Professor Buckley volunteered early on to help Mr Trump win the presidency, and since then he has been a leading thinker in the transformation of American conservatism, championing the ‘America of America’ type of nationalism. First” that so appealed to the movement that swept Mr. Trump into power.
He has since become a critic of the former president, however, believing Mr Trump ultimately lacked the character necessary to hold the nation’s highest office – even if his policy goals overlapped with his.
Yet the search for Mar-a-Lago seems to him to be part of a larger political calculation.
“If you’re a Democrat, all you have is Trump, Trump, Trump, and they won’t give up,” says Professor Buckley, who describes the new brand of conservative ideas in his latest book, ” Progressive Conservatism: How Republicans will become America’s natural governing party.
“The Democrats’ worst nightmare would be [Mr.] Trump saying, I’m not going to introduce myself. Well, now he’s much more likely to run, unfortunately,” he says.
“This is serious”
The FBI investigation into Mr. Trump’s retention of presidential records, including classified documents, is just one of many law enforcement investigations the former president faces.
In New York, Attorney General Letitia James is conducting a civil investigation into whether the Trump Organization committed fraud by improperly inflating asset values.
In Georgia, Fulton County District Attorney Fani Willis is considering bringing criminal charges alongside efforts by the former president and his allies to overturn the results of the state’s 2020 election.
In Washington, the Justice Department is leading a wide-ranging investigation into broader efforts by Trump allies to keep the former president in power despite his election defeat.
There is no indication that Monday’s FBI search was related to questions about Mr. Trump’s efforts to pressure state officials or questions about the events leading up to the Jan. 6 insurrection. at the Capitol.
So why did the FBI take the big step of launching a search of Mr. Trump’s residence? It is possible that the FBI believes they were misled about the documents kept at Mar-a-Lago and obtained a search warrant on these grounds.

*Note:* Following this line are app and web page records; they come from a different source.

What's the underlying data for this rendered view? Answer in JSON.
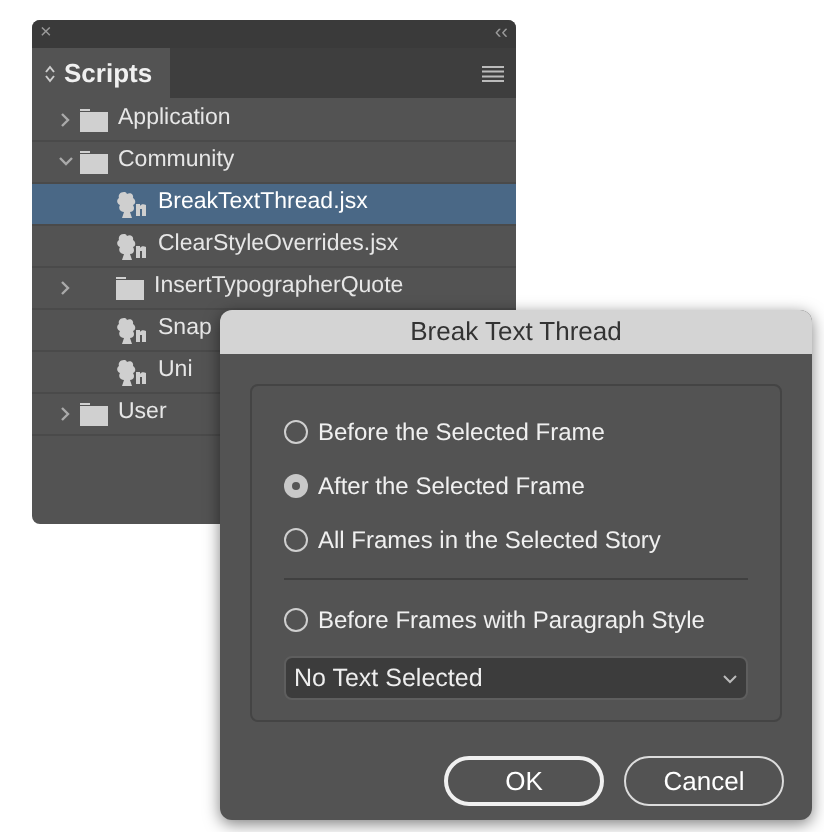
{
  "scripts_panel": {
    "close": "×",
    "collapse": "‹‹",
    "tab": {
      "label": "Scripts"
    },
    "tree": [
      {
        "kind": "folder",
        "label": "Application",
        "expanded": false,
        "selected": false
      },
      {
        "kind": "folder",
        "label": "Community",
        "expanded": true,
        "selected": false,
        "children": [
          {
            "kind": "script",
            "label": "BreakTextThread.jsx",
            "selected": true
          },
          {
            "kind": "script",
            "label": "ClearStyleOverrides.jsx",
            "selected": false
          },
          {
            "kind": "folder",
            "label": "InsertTypographerQuote",
            "expanded": false,
            "selected": false
          },
          {
            "kind": "script",
            "label": "Snap",
            "selected": false
          },
          {
            "kind": "script",
            "label": "Uni",
            "selected": false
          }
        ]
      },
      {
        "kind": "folder",
        "label": "User",
        "expanded": false,
        "selected": false
      }
    ]
  },
  "dialog": {
    "title": "Break Text Thread",
    "option_groups": [
      [
        {
          "label": "Before the Selected Frame",
          "selected": false
        },
        {
          "label": "After the Selected Frame",
          "selected": true
        },
        {
          "label": "All Frames in the Selected Story",
          "selected": false
        }
      ],
      [
        {
          "label": "Before Frames with Paragraph Style",
          "selected": false
        }
      ]
    ],
    "dropdown": {
      "value": "No Text Selected"
    },
    "buttons": [
      {
        "label": "OK",
        "default": true
      },
      {
        "label": "Cancel",
        "default": false
      }
    ]
  }
}
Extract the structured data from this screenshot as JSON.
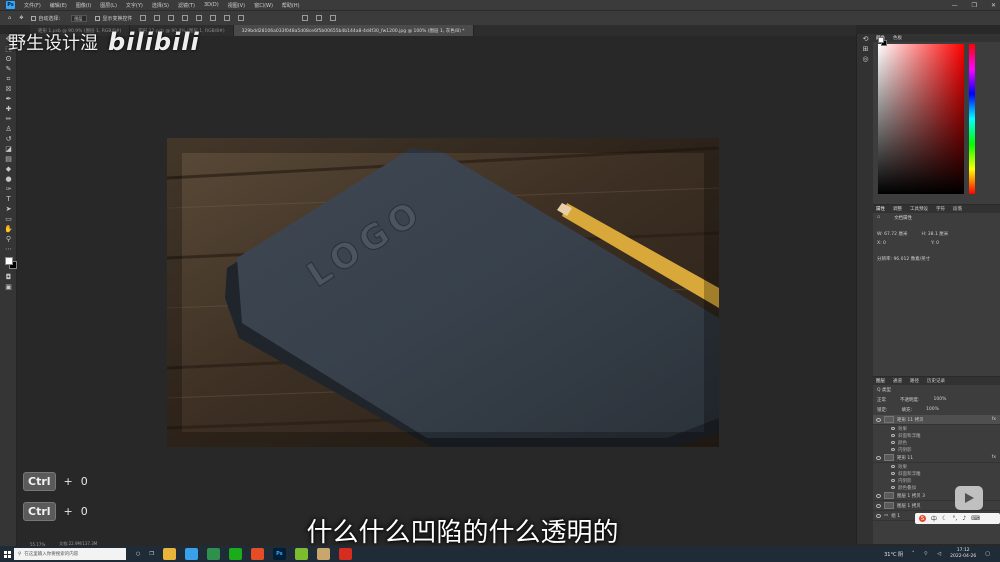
{
  "menubar": {
    "items": [
      "文件(F)",
      "编辑(E)",
      "图像(I)",
      "图层(L)",
      "文字(Y)",
      "选择(S)",
      "滤镜(T)",
      "3D(D)",
      "视图(V)",
      "窗口(W)",
      "帮助(H)"
    ],
    "window_controls": [
      "—",
      "❐",
      "✕"
    ]
  },
  "options": {
    "auto_select_label": "自动选择：",
    "auto_select_value": "图层",
    "show_transform_label": "显示变换控件"
  },
  "tabs": [
    {
      "label": "矩形 1.psb @ 90.9% (图层 1, RGB/8#)",
      "active": false
    },
    {
      "label": "矩形 12.psb @ 90.9% (图层 1, RGB/8#)",
      "active": false
    },
    {
      "label": "329bdd28106a033f048a5d08ce6f5b00655b4b144a8-4d4f30_fw1200.jpg @ 100% (图层 1, 灰色/8) *",
      "active": true
    }
  ],
  "photo": {
    "emboss_text": "LOGO"
  },
  "status": {
    "zoom": "55.17%",
    "doc": "文档:22.9M/137.3M"
  },
  "panels": {
    "color_tabs": [
      "颜色",
      "色板"
    ],
    "props_tabs": [
      "属性",
      "调整",
      "工具预设",
      "字符",
      "段落"
    ],
    "props_title": "文档属性",
    "w_label": "W: 67.72 厘米",
    "h_label": "H: 38.1 厘米",
    "x_label": "X: 0",
    "y_label": "Y: 0",
    "resolution": "分辨率: 96.012 像素/英寸",
    "layers_tabs": [
      "图层",
      "通道",
      "路径",
      "历史记录"
    ],
    "kind_label": "Q 类型",
    "mode_label": "正常",
    "opacity_label": "不透明度:",
    "opacity_value": "100%",
    "lock_label": "锁定:",
    "fill_label": "填充:",
    "fill_value": "100%",
    "layers": [
      {
        "name": "矩形 11 拷贝",
        "fx": "fx",
        "effects": [
          "效果",
          "斜面和浮雕",
          "颜色",
          "内阴影"
        ]
      },
      {
        "name": "矩形 11",
        "fx": "fx",
        "effects": [
          "效果",
          "斜面和浮雕",
          "内阴影",
          "颜色叠加"
        ]
      },
      {
        "name": "图层 1 拷贝 3",
        "fx": "",
        "effects": []
      },
      {
        "name": "图层 1 拷贝",
        "fx": "",
        "effects": []
      },
      {
        "name": "组 1",
        "fx": "",
        "effects": []
      }
    ]
  },
  "overlay": {
    "watermark_text": "野生设计湿",
    "watermark_logo": "bilibili",
    "shortcuts": [
      {
        "key": "Ctrl",
        "plus": "+",
        "value": "0"
      },
      {
        "key": "Ctrl",
        "plus": "+",
        "value": "0"
      }
    ],
    "subtitle": "什么什么凹陷的什么透明的",
    "ime_label": "中"
  },
  "taskbar": {
    "search_placeholder": "在这里输入你要搜索的内容",
    "weather": "31°C 阴",
    "time": "17:12",
    "date": "2022-04-26",
    "apps": [
      {
        "label": "",
        "color": "#e9b43a"
      },
      {
        "label": "",
        "color": "#3aa0e9"
      },
      {
        "label": "",
        "color": "#2f8f4e"
      },
      {
        "label": "",
        "color": "#1aad19"
      },
      {
        "label": "",
        "color": "#e44d26"
      },
      {
        "label": "Ps",
        "color": "#001e36"
      },
      {
        "label": "",
        "color": "#7dbb2f"
      },
      {
        "label": "",
        "color": "#c9a66b"
      },
      {
        "label": "",
        "color": "#d62d20"
      }
    ]
  }
}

It is also possible that officials feared that the retained documents were or were about to be destroyed.
Mr. Trump returned 15 boxes of material in January, but only after several months of delay and in the face of the threat of new measures from the National Archives.
Preserving presidential records is no small feat, says Julian Zelizer, a historian at Princeton University and editor of “The Presidency of Donald J. Trump: A First Historical Assessment.”
“All the commitment to the preservation [of presidential records] really solidifies after Watergate, after the tapes and the battle around the tapes,” says Professor Zelizer. “We realize that this material has consequences and sometimes presidents and other politicians don’t want to let people see what happened because it has a big effect.
Documents help with accountability, he says. They provide insight into what presidents have done and what officials in their administration were saying and doing.
“It’s a serious thing,” says Professor Zelizer.
The most important point is to make sure no one is above the law, says presidential historian Lindsay Chervinsky, author of “The Cabinet: George Washington and the Creation of an American Institution.”
Mr. Trump has been out of office for more than 18 months and has kept the records throughout that time, suggesting the former president was given a lot of leeway, Dr. Chervinsky says. Justice officials may have decided to force the exit.
Mr Trump has a strong core of supporters who will support him no matter what, she adds, “so I think the focus should be on what is right, even if it is unpopular at the moment. – knowing that it would be more detrimental to the future of the nation not to do what is right.